The Greek economy continues to suffer, but the country’s shipowners are spending as though there were no crisis. Once popular, Greece’s shipping companies are now widely reviled.
There was a time when Greece’s shipowners adorned the covers of gossip magazines and ran football clubs, secure in the affection of millions of fans. But these days, men like Theodoros Veniamis, one of the richest shippers in the country, need personal protection. Many don’t leave home without it.
On the list of Greeks hated by their countrymen, shipowners have almost reached the top; only politicians are more reviled. They are threatened by radical leftist groups and even physically attacked. There have also been attempted kidnappings. In at least one case, a family of a shipowner paid millions in ransom.
Shipping magnates in Greece are considered greedy and unscrupulous. According to international analyses, at least €140 billion of shipping industry money has gone untaxed since 2002, a sum that would reduce the critically indebted country’s financial obligations by almost half. In Switzerland alone, there is thought to be up to €60 billion in Greek funds, mostly belonging to shipping companies. They were partly accumulated legally, thanks to a web of special regulations allowing tax exemptions for ship owners, and partly illegally, through outright tax evasion. In the past year, Viktor Restis, a shipping company owner, was arrested under suspicion of money laundering.
‘We Follow Our Own Metabolism’
But that’s not all. Greece remains a country in crisis. Unemployment stands at 27 percent, tax revenues are stagnant and Athens is haggling with international lenders over a potential new debt cut. Meanwhile, shipping companies are expanding their fleets as if money were no object.
Last year, they ordered 275 new ships worth almost €10 billion, more than any other country in the world. A similar sum was invested in the renovation of their fleet. In just the first weeks of this year, Greek shipping companies ordered 15 used and 19 new ships worth about €5 billion. It’s almost as if there hadn’t been a shipping crisis over the last several years.
“We follow our own metabolism,” says Veniamis. “We buy when the times are hard. It’s our recipe for success.” Because many Greek shipping companies are family-owned — unlike the publicly owned corporations that make up much of their international competition — they can afford such a strategy, he says. “The money comes from our own pockets.”
But when asked how that money arrived in his pocket, he becomes quiet. Veniamis, 63, runs the Golden Union Shipping Company, which has a fleet of 52 ships. He is ranked 51st on Lloyd’s registry of the most influential shipowners. As the president of the Union of Greek Shipowners he also speaks for approximately 800 shipping families commanding 5,000 freighters, container ships and tankers — the largest trade fleet in the world in terms of capacity.

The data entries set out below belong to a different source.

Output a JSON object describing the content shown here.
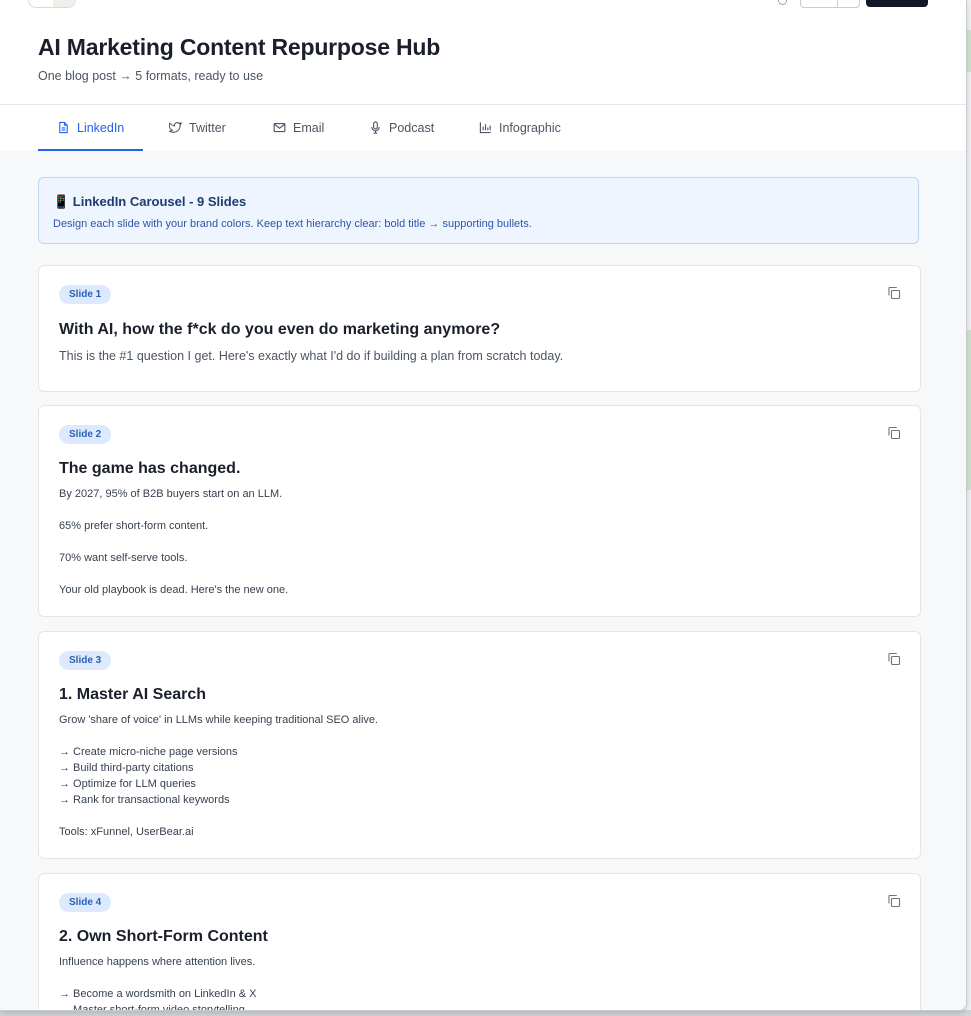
{
  "app": {
    "title": "AI Marketing Content Repurpose Hub",
    "subtitle": "One blog post → 5 formats, ready to use"
  },
  "tabs": [
    {
      "label": "LinkedIn",
      "icon": "document-icon",
      "active": true
    },
    {
      "label": "Twitter",
      "icon": "twitter-icon",
      "active": false
    },
    {
      "label": "Email",
      "icon": "mail-icon",
      "active": false
    },
    {
      "label": "Podcast",
      "icon": "microphone-icon",
      "active": false
    },
    {
      "label": "Infographic",
      "icon": "bar-chart-icon",
      "active": false
    }
  ],
  "banner": {
    "title": "📱 LinkedIn Carousel - 9 Slides",
    "text": "Design each slide with your brand colors. Keep text hierarchy clear: bold title → supporting bullets."
  },
  "slides": [
    {
      "badge": "Slide 1",
      "title": "With AI, how the f*ck do you even do marketing anymore?",
      "body": "This is the #1 question I get. Here's exactly what I'd do if building a plan from scratch today."
    },
    {
      "badge": "Slide 2",
      "title": "The game has changed.",
      "body": "By 2027, 95% of B2B buyers start on an LLM.\n\n65% prefer short-form content.\n\n70% want self-serve tools.\n\nYour old playbook is dead. Here's the new one."
    },
    {
      "badge": "Slide 3",
      "title": "1. Master AI Search",
      "body": "Grow 'share of voice' in LLMs while keeping traditional SEO alive.\n\n→ Create micro-niche page versions\n→ Build third-party citations\n→ Optimize for LLM queries\n→ Rank for transactional keywords\n\nTools: xFunnel, UserBear.ai"
    },
    {
      "badge": "Slide 4",
      "title": "2. Own Short-Form Content",
      "body": "Influence happens where attention lives.\n\n→ Become a wordsmith on LinkedIn & X\n→ Master short-form video storytelling"
    }
  ],
  "colors": {
    "accent": "#2563eb",
    "banner_bg": "#eef5ff",
    "badge_bg": "#dde9fc",
    "title_text": "#1a1f2b"
  }
}
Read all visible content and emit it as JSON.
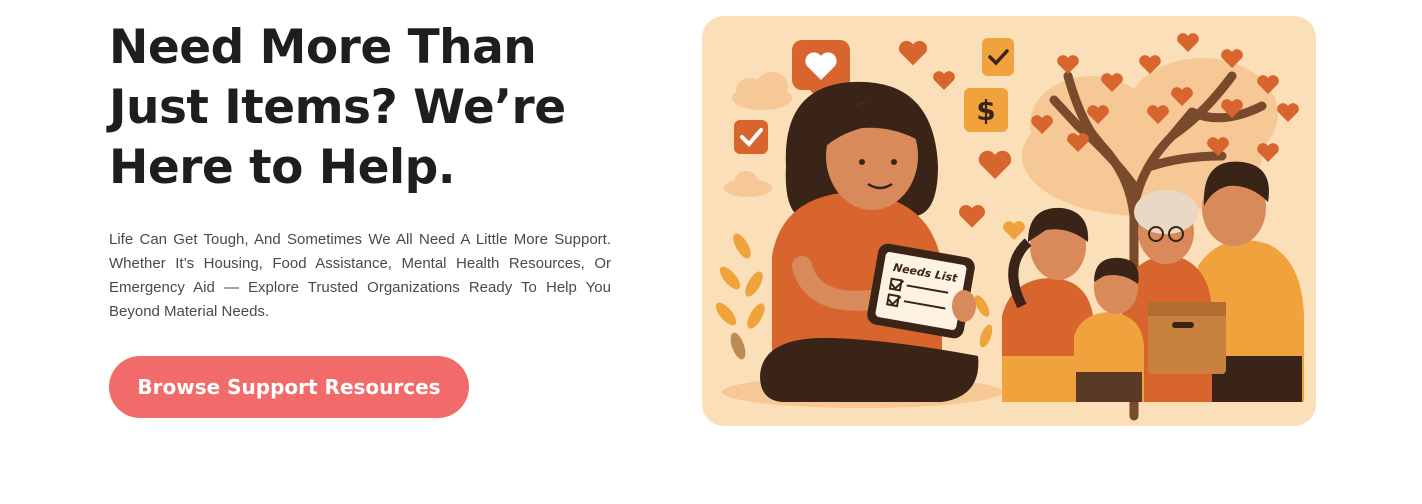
{
  "hero": {
    "heading": "Need More Than Just Items? We’re Here to Help.",
    "description": "Life Can Get Tough, And Sometimes We All Need A Little More Support. Whether It’s Housing, Food Assistance, Mental Health Resources, Or Emergency Aid — Explore Trusted Organizations Ready To Help You Beyond Material Needs.",
    "cta_label": "Browse Support Resources"
  },
  "illustration": {
    "clipboard_title": "Needs List",
    "icon_names": [
      "heart-speech-bubble-icon",
      "checkbox-icon",
      "dollar-icon",
      "heart-icon",
      "tree-icon",
      "cloud-icon"
    ]
  },
  "colors": {
    "accent": "#f26b6b",
    "heading": "#1e1e1e",
    "body": "#4a4a4a",
    "illustration_bg": "#fbdfb8",
    "orange": "#d9652e"
  }
}
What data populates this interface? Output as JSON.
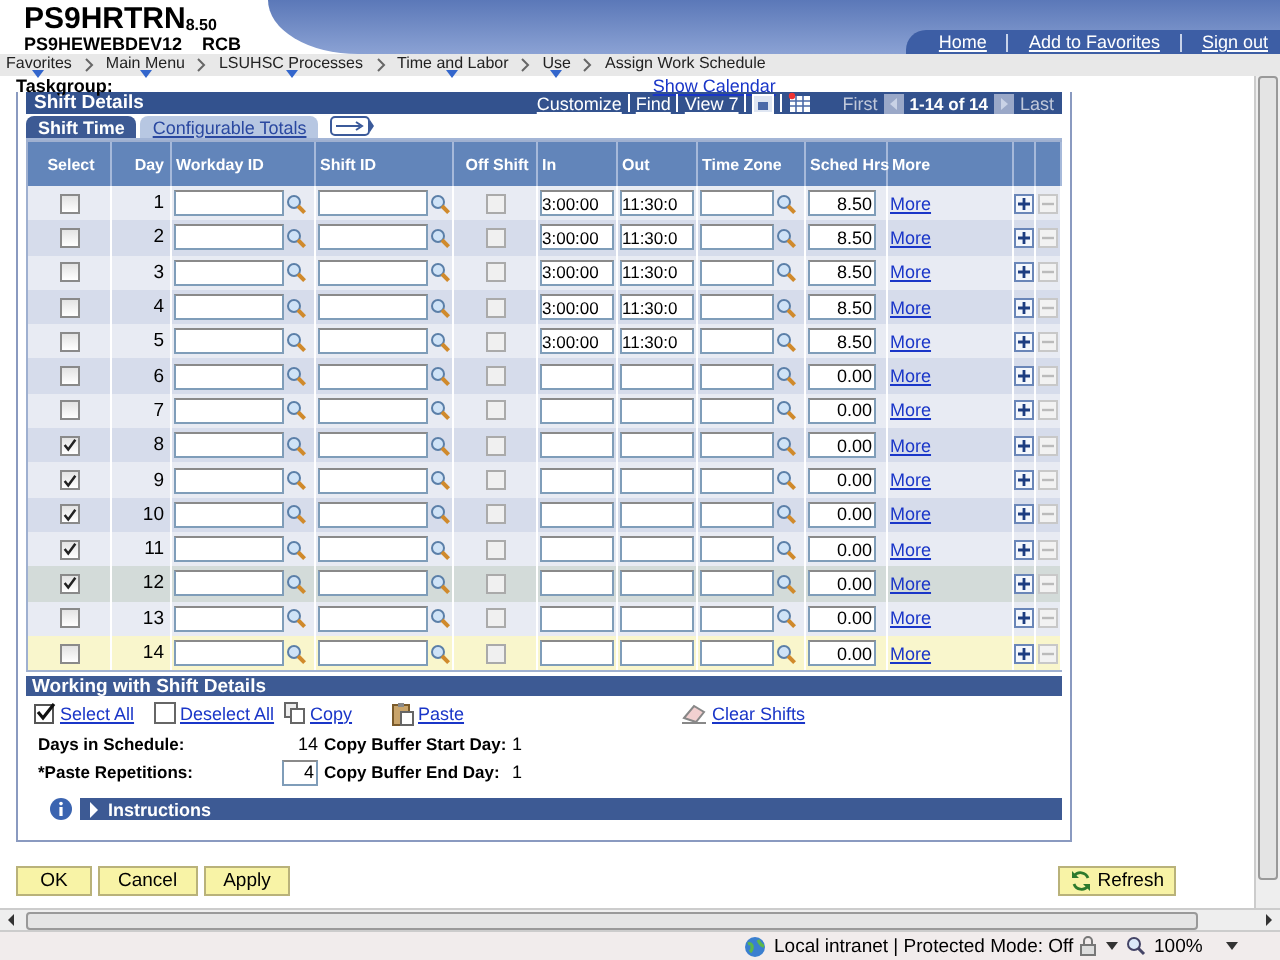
{
  "header": {
    "system": "PS9HRTRN",
    "version": "8.50",
    "database": "PS9HEWEBDEV12",
    "user": "RCB",
    "links": [
      "Home",
      "Add to Favorites",
      "Sign out"
    ]
  },
  "nav": [
    {
      "label": "Favorites",
      "menu": true
    },
    {
      "label": "Main Menu",
      "menu": true
    },
    {
      "label": "LSUHSC Processes",
      "menu": true
    },
    {
      "label": "Time and Labor",
      "menu": true
    },
    {
      "label": "Use",
      "menu": true
    },
    {
      "label": "Assign Work Schedule",
      "menu": false
    }
  ],
  "taskgroup_label": "Taskgroup:",
  "calendar_link": "Show Calendar",
  "shift_details": {
    "title": "Shift Details",
    "toolbar_links": [
      "Customize",
      "Find",
      "View 7"
    ],
    "pager": {
      "first": "First",
      "range": "1-14 of 14",
      "last": "Last"
    },
    "tabs": [
      {
        "label": "Shift Time",
        "selected": true
      },
      {
        "label": "Configurable Totals",
        "selected": false
      }
    ],
    "columns": [
      "Select",
      "Day",
      "Workday ID",
      "Shift ID",
      "Off Shift",
      "In",
      "Out",
      "Time Zone",
      "Sched Hrs",
      "More"
    ],
    "rows": [
      {
        "day": "1",
        "checked": false,
        "in": "3:00:00",
        "out": "11:30:0",
        "hours": "8.50",
        "more": "More",
        "selected": false,
        "hovered": false
      },
      {
        "day": "2",
        "checked": false,
        "in": "3:00:00",
        "out": "11:30:0",
        "hours": "8.50",
        "more": "More",
        "selected": false,
        "hovered": false
      },
      {
        "day": "3",
        "checked": false,
        "in": "3:00:00",
        "out": "11:30:0",
        "hours": "8.50",
        "more": "More",
        "selected": false,
        "hovered": false
      },
      {
        "day": "4",
        "checked": false,
        "in": "3:00:00",
        "out": "11:30:0",
        "hours": "8.50",
        "more": "More",
        "selected": false,
        "hovered": false
      },
      {
        "day": "5",
        "checked": false,
        "in": "3:00:00",
        "out": "11:30:0",
        "hours": "8.50",
        "more": "More",
        "selected": false,
        "hovered": false
      },
      {
        "day": "6",
        "checked": false,
        "hours": "0.00",
        "more": "More",
        "selected": false,
        "hovered": false
      },
      {
        "day": "7",
        "checked": false,
        "hours": "0.00",
        "more": "More",
        "selected": false,
        "hovered": false
      },
      {
        "day": "8",
        "checked": true,
        "hours": "0.00",
        "more": "More",
        "selected": false,
        "hovered": false
      },
      {
        "day": "9",
        "checked": true,
        "hours": "0.00",
        "more": "More",
        "selected": false,
        "hovered": false
      },
      {
        "day": "10",
        "checked": true,
        "hours": "0.00",
        "more": "More",
        "selected": false,
        "hovered": false
      },
      {
        "day": "11",
        "checked": true,
        "hours": "0.00",
        "more": "More",
        "selected": false,
        "hovered": false
      },
      {
        "day": "12",
        "checked": true,
        "hours": "0.00",
        "more": "More",
        "selected": false,
        "hovered": true
      },
      {
        "day": "13",
        "checked": false,
        "hours": "0.00",
        "more": "More",
        "selected": false,
        "hovered": false
      },
      {
        "day": "14",
        "checked": false,
        "hours": "0.00",
        "more": "More",
        "selected": true,
        "hovered": false
      }
    ]
  },
  "working": {
    "title": "Working with Shift Details",
    "actions": [
      {
        "label": "Select All",
        "kind": "select"
      },
      {
        "label": "Deselect All",
        "kind": "deselect"
      },
      {
        "label": "Copy",
        "kind": "copy"
      },
      {
        "label": "Paste",
        "kind": "paste"
      },
      {
        "label": "Clear Shifts",
        "kind": "clear"
      }
    ],
    "days_label": "Days in Schedule:",
    "days_value": "14",
    "paste_label": "*Paste Repetitions:",
    "paste_value": "4",
    "start_label": "Copy Buffer Start Day:",
    "start_value": "1",
    "end_label": "Copy Buffer End Day:",
    "end_value": "1",
    "instructions": "Instructions",
    "instructions_expanded": false
  },
  "buttons": [
    "OK",
    "Cancel",
    "Apply"
  ],
  "refresh": "Refresh",
  "status": {
    "zone": "Local intranet | Protected Mode: Off",
    "zoom": "100%"
  }
}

When asked about tax evasion and the investigations into at least 46 shipowners, he becomes vague. In Germany too, there are “many ways to avoid paying taxes,” says Veniamis. “We are competing with the entire world. But nowhere else are the businessmen as patriotic.”
And what about the so-called “Lagarde list,” named after the former French finance minister, which lists over 2,000 offshore accounts in a Geneva bank? Of the names on the accounts, over 100 are suspected to belong to shipowners or their wives.
“Exceptions,” says Veniamis — isolated incidents, in which private real estate or family property had been cycled through company balance sheets. They are black sheep, he says, of the kind that exist everywhere. Then he quickly changes the subject and describes how his group supports 12,000 ailing families by sending them monthly grocery deliveries containing everything “from olive oil to croissants.”
Veniamis also doesn’t like to talk about the fact that almost all European countries subsidize their shipping companies in order to keep them competitive with those from the Far East. The tonnage tax, which is standard worldwide, is one form of this support. It’s a kind of flat-rate tax, mostly dependent on the size and capacity of the ship, but not of its actual profits.
The rate per ton differs, but according to experts, there’s nowhere in the world where ship owners are as spared from financial burdens to the degree they are in Greece.
Greek shipping companies, and those that operate in the country, are nearly exempt from taxes or duties, and income from international business needn’t be taxed at all. Even when a shipping company sells a ship, it isn’t taxed. The opposition party Syriza recently counted a total of 58 special rules and demanded that they be changed. “We have never had a different system,” says Veniamis. “We pay taxes as private people just as others do.”
Up to 7 percent of Greece’s economic output depends on shipping, he says. The country’s merchant marine, he claims, employs more local officers per ship than Germany. But as it turns out, that means only about 30,000 Greeks, and the sailors’ union complains of a 70 percent unemployment rate. The union also argues that, while Greek shipowners privately paid €15 million in taxes into the state coffers in 2012, the sailors paid over €55 million.
But now the ship owners are facing pressure. The government in Athens has extracted their approval to voluntarily double tonnage-tax duties, a move that is expected to translate into €140 million in tax revenues from the shipping industry annually for the next three years.
The businessmen basked in the public praise generated by their compromise. But shipping companies believe the deal will only cost them €100 million a year, much lower than Finance Ministry expectations. And they’re asking for considerably more time to pay it.